Odd steps are played out the left channel. Even steps are played out the right channel. Feel free to mix'em together outboard if that bugs you.


You can fade the auxiliary sequencer down to whatever volume you want (including off) by adjusting continuous controller -1 (disabled by default) from 0 (off) to 127 (full volume, matched with the main sequencer).


Each sequencer step plays back a sample taken from the live input exactly one step before it is played. So if the sequencer runs at one step every half second than the sample it's playing back now was taken a half second ago from the live input.


The sequencers transpose each step according to where you have the transpose controllers set. The transposition controllers for steps 1-8 respectively are: 14, 15, 16, 17, 85, 104, 106, and 105. The value ranges below specify the transpositions created by speeding up or slowing down the captured sample:
To produce microtonal transpositions between these values, set continuous controller -1 (disabled by default) to 127 while adjusting the transposition controllers. e.g. set a button to this controller and hold it down while making a transposition change.


Each of the 8 sequencer steps can have their volumes adjusted by setting continuous controllers 1, 5, 4, 6, 35, 33, 34, and 22, adjusting step volumes 1-8 respectively.

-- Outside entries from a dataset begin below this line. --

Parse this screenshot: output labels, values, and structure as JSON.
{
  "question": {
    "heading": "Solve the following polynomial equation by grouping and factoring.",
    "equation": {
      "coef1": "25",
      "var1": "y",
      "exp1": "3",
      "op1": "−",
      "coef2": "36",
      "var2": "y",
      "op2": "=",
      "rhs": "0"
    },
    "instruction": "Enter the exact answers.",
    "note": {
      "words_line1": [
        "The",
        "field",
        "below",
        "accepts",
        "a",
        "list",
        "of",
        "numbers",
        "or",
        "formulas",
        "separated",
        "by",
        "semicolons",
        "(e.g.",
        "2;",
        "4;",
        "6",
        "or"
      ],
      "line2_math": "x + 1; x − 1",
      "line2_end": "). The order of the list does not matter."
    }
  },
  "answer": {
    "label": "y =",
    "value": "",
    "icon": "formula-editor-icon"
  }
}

Set these to some faders and make some rhythms by knocking out some steps.


The samples taken from live input one step in advance are of a size proportional to the sequencer rate. There are three sample size settings: short, medium, and long size. At medium size the sample size is equal to the rate of a sequencer step. At short size the sample size is half the rate of a single step. At long size the sample size is twice the step rate.
Alternatively you can adjust the sample size with greater precision using continuous controller 28. Value 0 sets the sample size to .01 percent of the sequencer step rate, value 127 is twice the sequencer step rate, with value 64 being equal to the step rate.


Samples can be played back using 5 different amplitude envelopes. You can scroll through these envelope types on the fly. Increasing continuous controller 26 scrolls to a higher envelope number, decreasing it scrolls to a lower envelope number. When you get to the end of the envelopes you'll loop around to the beginning and vice versa. Note that at fast sequencer rates, envelopes that have very little sustain will appear significantly quieter than other envelopes. The envelopes by number are:

The output of the sequencers can feed a stereo delay line synched to the sequencer rate. Continuous controller 7 controls how much signal from the sequencers is fed into the delay. The delay time is a multiple of the sequencer rate so you can make some cool, locked in rhythms.
The delay input maximum can be scaled down by setting the DELAY_INPUT_MAX value somewhere below 1.

The delay has no feedback by default but you can adjust the feedback from 0 to whatever value is assigned to Feedback Maximum (don't make this bigger than 1!) using continuous controller -1 (disabled by default). Feedback Maximum is 0 by default.


Each sequencer step can be individually assigned to play in forward or reverse (they start all forward). Program change values 8-15 toggle this feature for steps 1-8 respectively and print out their current status to the display. Note that with short samples, the difference between playing a sample forward or backward often sounds negligible! Also, note that if you've set your sample size to a value greater than the sequencer rate (e.g. using the LONG setting) and the sample is set to reverse, you can expect to hear some clicks as the sample is still being recorded while it is attempting to be played from the end (not yet recorded) toward the beginning. I'd avoid this.


The StreamSequencer is constantly sampling from live input. But you can suspend this sampling while the sequencers continue to play, freezing the samples currently held in the 8 sequencer steps by setting continuous controller 25 to 127 (e.g. latching down a button). Setting the controller back to 0 will turn sampling back on, writing over the samples in those sequencer steps. Try closing it to capture a cool pattern and then opening it very briefly and quickly re-closing it to write over small segments of the pattern.